Greece has around one sixth the population of the UK, yet is has about the same number of military personnel on the payroll. The Greek military comprises around 170,000 active personnel paid by the state, with a further 280,000 in the reserve forces. Maybe instead of heaping ever more misery on the Greek private sector in an effort to pay for the very high Greek public spending the government should take a look at this cost.
The Greek navy has around 80 warships. The army has more than 1200 tanks. The airforce has around 1000 planes and helicopters. (these are figures taken from public websites). The question is, who should pay for all this?
If Greece had armed forces proportionate to her size of country she would have far fewer military personnel and military vehicles, ships and planes. She would save a lot of money , bringing her budget deficit under better control.
Greece argues that she needs this large military as she does not trust her neighbours. The west could offer her security guarantees – indeed they already do in effect. I do not believe the west would stand by and watch any invasion of Greece, nor do I think one is any more likely than it has proved in the last few decades. She probably argues that with recession now would not be a good time to sack a lot of soldiers. Greece believes that the EU and the IMF should pay for her military for a bit. She also believes her creditors should pay permanently for her past maintenance of these large forces, by writing off great chunks of her debts.
I am surprised the west has not suggsted other options to nervous Greece. If her allies could persuade her that any threat to Greece would be countered by UN combined action, the country could consider a substantial down size of her forces.
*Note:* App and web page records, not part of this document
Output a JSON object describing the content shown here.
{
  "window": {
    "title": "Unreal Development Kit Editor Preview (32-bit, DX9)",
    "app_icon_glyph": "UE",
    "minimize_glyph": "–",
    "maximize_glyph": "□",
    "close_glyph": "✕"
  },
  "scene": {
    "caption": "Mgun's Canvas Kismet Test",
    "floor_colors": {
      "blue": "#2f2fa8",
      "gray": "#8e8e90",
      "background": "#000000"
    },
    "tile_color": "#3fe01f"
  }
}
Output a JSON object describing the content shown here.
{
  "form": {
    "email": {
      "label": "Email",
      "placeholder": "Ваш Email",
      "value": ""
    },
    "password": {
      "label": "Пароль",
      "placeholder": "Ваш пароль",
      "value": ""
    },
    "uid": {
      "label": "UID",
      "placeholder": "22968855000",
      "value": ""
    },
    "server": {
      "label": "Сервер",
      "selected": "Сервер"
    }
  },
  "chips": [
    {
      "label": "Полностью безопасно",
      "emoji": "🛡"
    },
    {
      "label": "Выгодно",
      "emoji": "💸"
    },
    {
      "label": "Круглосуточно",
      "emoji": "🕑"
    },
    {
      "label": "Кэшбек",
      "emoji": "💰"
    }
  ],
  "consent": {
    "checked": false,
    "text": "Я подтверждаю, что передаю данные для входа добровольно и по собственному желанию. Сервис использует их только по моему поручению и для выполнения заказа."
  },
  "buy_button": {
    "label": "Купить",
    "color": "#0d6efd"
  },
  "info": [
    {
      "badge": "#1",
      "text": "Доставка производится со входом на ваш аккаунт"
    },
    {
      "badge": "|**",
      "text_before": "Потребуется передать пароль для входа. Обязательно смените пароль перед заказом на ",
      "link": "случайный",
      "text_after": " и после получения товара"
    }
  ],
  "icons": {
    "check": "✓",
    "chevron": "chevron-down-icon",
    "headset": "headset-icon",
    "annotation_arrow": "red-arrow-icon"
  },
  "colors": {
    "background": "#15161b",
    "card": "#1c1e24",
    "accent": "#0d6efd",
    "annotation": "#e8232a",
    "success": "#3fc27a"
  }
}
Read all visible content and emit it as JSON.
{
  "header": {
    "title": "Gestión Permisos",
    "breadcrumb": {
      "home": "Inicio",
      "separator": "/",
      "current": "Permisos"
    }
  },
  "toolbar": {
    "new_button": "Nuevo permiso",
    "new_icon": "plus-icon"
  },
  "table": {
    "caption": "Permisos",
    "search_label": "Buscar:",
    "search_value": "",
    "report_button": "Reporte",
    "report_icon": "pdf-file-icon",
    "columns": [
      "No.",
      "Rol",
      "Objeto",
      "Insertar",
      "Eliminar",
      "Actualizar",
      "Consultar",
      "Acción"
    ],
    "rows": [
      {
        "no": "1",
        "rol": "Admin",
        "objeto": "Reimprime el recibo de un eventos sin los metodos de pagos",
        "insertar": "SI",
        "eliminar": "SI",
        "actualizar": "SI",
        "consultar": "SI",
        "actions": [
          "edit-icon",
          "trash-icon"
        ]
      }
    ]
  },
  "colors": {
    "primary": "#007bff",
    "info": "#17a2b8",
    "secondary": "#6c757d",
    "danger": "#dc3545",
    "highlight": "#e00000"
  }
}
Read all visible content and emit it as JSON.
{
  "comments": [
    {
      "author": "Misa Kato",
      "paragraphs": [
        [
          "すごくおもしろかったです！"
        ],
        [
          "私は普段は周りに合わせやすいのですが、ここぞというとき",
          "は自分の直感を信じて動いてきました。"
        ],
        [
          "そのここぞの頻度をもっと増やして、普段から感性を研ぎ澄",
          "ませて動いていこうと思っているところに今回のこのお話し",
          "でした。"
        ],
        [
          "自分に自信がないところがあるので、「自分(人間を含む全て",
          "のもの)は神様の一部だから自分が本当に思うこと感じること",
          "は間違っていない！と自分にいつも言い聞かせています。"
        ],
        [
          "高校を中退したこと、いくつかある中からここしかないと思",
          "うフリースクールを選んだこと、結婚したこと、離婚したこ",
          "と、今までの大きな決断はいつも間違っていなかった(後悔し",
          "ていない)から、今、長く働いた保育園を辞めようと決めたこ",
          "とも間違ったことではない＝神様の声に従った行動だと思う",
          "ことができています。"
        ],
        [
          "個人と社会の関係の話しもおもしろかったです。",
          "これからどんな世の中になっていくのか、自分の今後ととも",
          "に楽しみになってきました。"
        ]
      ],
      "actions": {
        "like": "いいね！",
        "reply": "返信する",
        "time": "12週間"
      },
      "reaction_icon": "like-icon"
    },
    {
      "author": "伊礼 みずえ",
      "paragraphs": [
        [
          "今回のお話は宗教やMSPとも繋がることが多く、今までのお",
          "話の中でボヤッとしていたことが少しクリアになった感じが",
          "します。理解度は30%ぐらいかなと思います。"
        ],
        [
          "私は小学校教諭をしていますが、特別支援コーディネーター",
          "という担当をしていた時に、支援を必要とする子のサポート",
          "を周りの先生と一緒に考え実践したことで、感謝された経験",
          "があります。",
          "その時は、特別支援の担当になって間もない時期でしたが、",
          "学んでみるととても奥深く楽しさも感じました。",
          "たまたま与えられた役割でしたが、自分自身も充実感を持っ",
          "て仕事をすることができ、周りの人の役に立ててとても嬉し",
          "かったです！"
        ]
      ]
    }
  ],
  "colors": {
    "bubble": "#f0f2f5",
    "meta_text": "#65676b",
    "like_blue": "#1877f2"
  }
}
There is no immediate need to lose the capability to mobilise rapidly if ever needed, if many more of her forces went over to being reservists.
The plan could be to ask many on the current military payroll to go over to part time contracts, encouraging them to find other work for the time they are not being paid in the military. Success in finding other work could be followed by conversion to reservist, where the individual was paid a retainer and came for a specified period each year to keep up basic training and learn any new requirements.
Paying for this large military machine seems to be imposing strains. Maybe it is time to look at other answers for Greek security.